Excuses, Excuses: Hypomanic Symptoms and Moral Responsibility

One of the primary problems with having bipolar disorder is that many of the symptoms of bipolar disorder don’t look pathological. They simply look like bad behavior. Going over the list of bipolar symptoms, there are some that one would certainly not confuse with bad behavior, such as psychosis, pressured speech, psychomotor agitation and so forth (though some of these might be confused with intoxication or drug use). However, there are other symptoms that could easily be confused with bad behavior, such as irritability, overspending, interrupting and lack of functionality. Continue reading

Abandoning Ambition: Coming to Terms With Bipolar Disorder as a Disability

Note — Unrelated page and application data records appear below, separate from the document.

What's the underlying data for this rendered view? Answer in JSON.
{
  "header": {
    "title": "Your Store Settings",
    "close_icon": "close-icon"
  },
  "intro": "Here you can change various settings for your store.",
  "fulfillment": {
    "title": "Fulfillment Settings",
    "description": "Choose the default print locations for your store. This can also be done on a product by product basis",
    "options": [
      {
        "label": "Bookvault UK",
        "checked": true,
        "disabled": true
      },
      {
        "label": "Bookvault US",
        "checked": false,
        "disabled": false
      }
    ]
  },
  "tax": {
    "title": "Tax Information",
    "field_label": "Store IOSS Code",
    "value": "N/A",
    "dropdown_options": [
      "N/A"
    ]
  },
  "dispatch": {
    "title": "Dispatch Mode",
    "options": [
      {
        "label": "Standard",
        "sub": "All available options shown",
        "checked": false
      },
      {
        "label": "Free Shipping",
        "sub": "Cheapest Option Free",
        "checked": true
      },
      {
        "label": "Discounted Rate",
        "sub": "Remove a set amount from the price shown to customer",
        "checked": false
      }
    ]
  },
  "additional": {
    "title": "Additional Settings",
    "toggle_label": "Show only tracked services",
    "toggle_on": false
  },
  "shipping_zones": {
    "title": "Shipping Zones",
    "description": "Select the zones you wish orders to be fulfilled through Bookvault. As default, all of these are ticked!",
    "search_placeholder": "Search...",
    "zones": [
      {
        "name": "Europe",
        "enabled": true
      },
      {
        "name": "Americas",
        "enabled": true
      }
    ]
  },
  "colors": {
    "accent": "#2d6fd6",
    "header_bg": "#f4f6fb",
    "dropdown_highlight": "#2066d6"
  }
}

Catholicism has a somewhat archaic term that one sometimes hears bandied about: “worldly respect.” The idea is that, while earned reputation might be a good thing, it shouldn’t be our goal in life. While virtue and earthly respect often go together, they just as often come apart. Sometimes, in especially unjust situations, virtue is actually punished. Other times, virtue, especially Christian virtue, may simply not be recognized because it isn’t flashy enough. Continue reading

Find Us on Facebook
(Widget only functions if signed into Facebook)
Psychotherapy from Daniel

Daniel Bader, Ph.D., RP (Qualifying), CCC

Daniel Bader, Ph.D., is a Registered Psychotherapist (Qualifying) and Canadian Certified Counsellor specializing in bipolar disorder, offering in-person psychotherapy in Kitchener, Ontario, and online and telephone psychotherapy within Canada.

To book an appointment with Daniel, please visit his Psychology Today profile.